In William Butler Yeats’ 1916 poem “The Wild Swans at Coole,” he wistfully looks back on days when, younger and lighter of heart, he “trod with a lighter tread” the paths around a small lake at Coole Park, in County Galway. In his poem, he compares his own aging body and soul to the fall season around him, a time of year that brings color-changing trees (“in the their autumn beauty”), lusterless skies, and the impending departure of the swans (“mysterious, beautiful”) on the lake.
The great Romantic-era poet John Keats, in his beautiful ode “To Autumn,” describes the full fall season, from the “mellow fruitfulness” of harvest to the mourning songs of hedge-crickets and gnats (“a wailful choir”), the loud-bleating lambs, and a noisy assortment birds (“The red-breast whistles from a garden-croft, and gathering swallows twitter in the skies.” Throughout the poem is a blanket-heavy mood of melancholy, rich with a sense of the impending farewell of the dying year.
Even Tom Waits, our own great Romantic poet of melancholy, has touched on autumn as a sweetly gloomy metaphor for loss.

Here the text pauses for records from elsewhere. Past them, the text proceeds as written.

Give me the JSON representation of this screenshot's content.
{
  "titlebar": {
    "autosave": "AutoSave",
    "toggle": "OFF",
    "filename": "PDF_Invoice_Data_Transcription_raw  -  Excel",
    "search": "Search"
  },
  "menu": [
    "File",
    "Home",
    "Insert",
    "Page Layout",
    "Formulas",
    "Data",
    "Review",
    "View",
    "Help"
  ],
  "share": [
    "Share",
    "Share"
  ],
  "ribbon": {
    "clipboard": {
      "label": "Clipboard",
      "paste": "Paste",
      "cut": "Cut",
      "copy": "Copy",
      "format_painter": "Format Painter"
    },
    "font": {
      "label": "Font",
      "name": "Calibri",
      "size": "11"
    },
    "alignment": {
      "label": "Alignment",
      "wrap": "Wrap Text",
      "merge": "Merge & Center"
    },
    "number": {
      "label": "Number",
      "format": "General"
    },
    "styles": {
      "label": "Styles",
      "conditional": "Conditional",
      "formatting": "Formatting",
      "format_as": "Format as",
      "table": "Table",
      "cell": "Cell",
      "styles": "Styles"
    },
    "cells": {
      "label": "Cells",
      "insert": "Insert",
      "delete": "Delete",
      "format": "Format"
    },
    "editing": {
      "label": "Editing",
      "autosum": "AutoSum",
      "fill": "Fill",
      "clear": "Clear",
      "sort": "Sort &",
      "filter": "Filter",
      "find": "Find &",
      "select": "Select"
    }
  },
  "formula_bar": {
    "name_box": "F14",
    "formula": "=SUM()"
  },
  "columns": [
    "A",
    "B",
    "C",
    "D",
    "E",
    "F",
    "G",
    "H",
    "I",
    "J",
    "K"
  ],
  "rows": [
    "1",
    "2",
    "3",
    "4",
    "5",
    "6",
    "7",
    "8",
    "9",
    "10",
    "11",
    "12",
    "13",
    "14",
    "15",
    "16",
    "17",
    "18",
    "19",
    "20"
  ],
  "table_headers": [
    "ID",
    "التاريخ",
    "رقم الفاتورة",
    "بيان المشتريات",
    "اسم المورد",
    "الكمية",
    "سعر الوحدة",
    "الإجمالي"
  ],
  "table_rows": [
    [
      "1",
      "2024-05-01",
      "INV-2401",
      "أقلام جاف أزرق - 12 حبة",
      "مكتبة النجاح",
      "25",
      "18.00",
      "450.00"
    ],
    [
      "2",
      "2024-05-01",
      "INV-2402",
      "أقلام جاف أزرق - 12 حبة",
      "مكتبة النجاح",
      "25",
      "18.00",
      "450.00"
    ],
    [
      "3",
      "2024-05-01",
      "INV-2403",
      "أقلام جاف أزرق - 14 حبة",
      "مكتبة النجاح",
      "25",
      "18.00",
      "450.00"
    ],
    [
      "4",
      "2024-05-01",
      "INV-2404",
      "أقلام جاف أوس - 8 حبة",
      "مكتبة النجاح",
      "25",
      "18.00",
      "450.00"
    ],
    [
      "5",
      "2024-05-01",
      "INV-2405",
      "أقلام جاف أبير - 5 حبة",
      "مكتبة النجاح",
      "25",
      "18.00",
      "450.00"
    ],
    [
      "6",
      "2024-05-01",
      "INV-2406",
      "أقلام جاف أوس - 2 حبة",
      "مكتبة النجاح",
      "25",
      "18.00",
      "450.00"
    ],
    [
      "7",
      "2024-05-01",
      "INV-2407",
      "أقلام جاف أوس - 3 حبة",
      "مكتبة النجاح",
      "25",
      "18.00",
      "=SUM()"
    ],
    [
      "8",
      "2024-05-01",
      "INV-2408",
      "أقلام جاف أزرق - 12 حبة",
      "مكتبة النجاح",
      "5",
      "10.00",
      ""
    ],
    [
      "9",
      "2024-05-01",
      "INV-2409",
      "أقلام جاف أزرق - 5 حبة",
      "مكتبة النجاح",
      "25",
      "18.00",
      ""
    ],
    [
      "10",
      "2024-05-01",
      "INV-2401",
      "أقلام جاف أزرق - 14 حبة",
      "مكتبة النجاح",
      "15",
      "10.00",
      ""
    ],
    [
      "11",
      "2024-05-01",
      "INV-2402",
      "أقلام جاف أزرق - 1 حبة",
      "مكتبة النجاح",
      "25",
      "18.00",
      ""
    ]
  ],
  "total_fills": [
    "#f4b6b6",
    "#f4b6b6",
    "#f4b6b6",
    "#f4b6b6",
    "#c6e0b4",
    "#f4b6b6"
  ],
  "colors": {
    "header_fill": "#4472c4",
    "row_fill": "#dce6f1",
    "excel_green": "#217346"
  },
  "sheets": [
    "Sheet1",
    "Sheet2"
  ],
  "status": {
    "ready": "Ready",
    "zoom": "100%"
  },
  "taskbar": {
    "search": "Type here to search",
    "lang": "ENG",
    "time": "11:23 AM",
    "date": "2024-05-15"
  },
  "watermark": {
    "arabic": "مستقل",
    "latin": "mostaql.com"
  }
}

In “Last Leaf,” he describes the fall season from the point-of-view of a leaf, tenaciously surviving numerous successive autumns. The song begins with the refrain, “I’m the last leaf on the tree/the autumn took the rest, but they won’t take me/I’m the last leaf on the tree.” Toward the end, Waits sings, “I’ll be here through eternity/if you want to know how long/if they cut down this tree/I’ll show up in a song.”
Which brings us to our exact point.
When faced with melancholia, especially during the autumn, there is a natural cure in the form of music, song, dance, and festive celebration. Here, to help you plot your course through the coming melancholy of fall, are several events sure to lighten your mood and keep you going through autumn, winter and beyond.
PETALUMA PIANO FESTIVAL & COMPETITION
Saturday, Sept. 15, 5:30 p.m. – 8:30 p.m.
The Block and Trolley-Railway Museum
Piano-playing musicians of all ages will compete for cash prizes and trophies on colorful, artistically-adorned pianos, as part of this tuneful fundraiser for Petaluma Trolley Living History Railway Museum. Petaluma’s John Maher – aka Petaluma Peter – is organizing the event. $10 online, $12 at the door.
Want to know more? Visit Eventbrite.com (search for Petaluma piano).
PETALUMA RIVER CRAFT BEER FESTIVAL
Saturday, Sept. 15, 1 p.m - 5 p.m.
Historic Downtown Petaluma
Lured with the slogan “Brews from our backyard, right by the River,” local craft beer fanatics are invited to celebrate the 6th annual Petaluma River Craft Beer festival, sipping on 23 local breweries including Lagunitas, Henhouse, Fogbelt, 2 Tread, Bear Republic and more. Food and drink will be accompanied by live music by the riverfront. You must be 21+ to attend this event. Tickets are $40.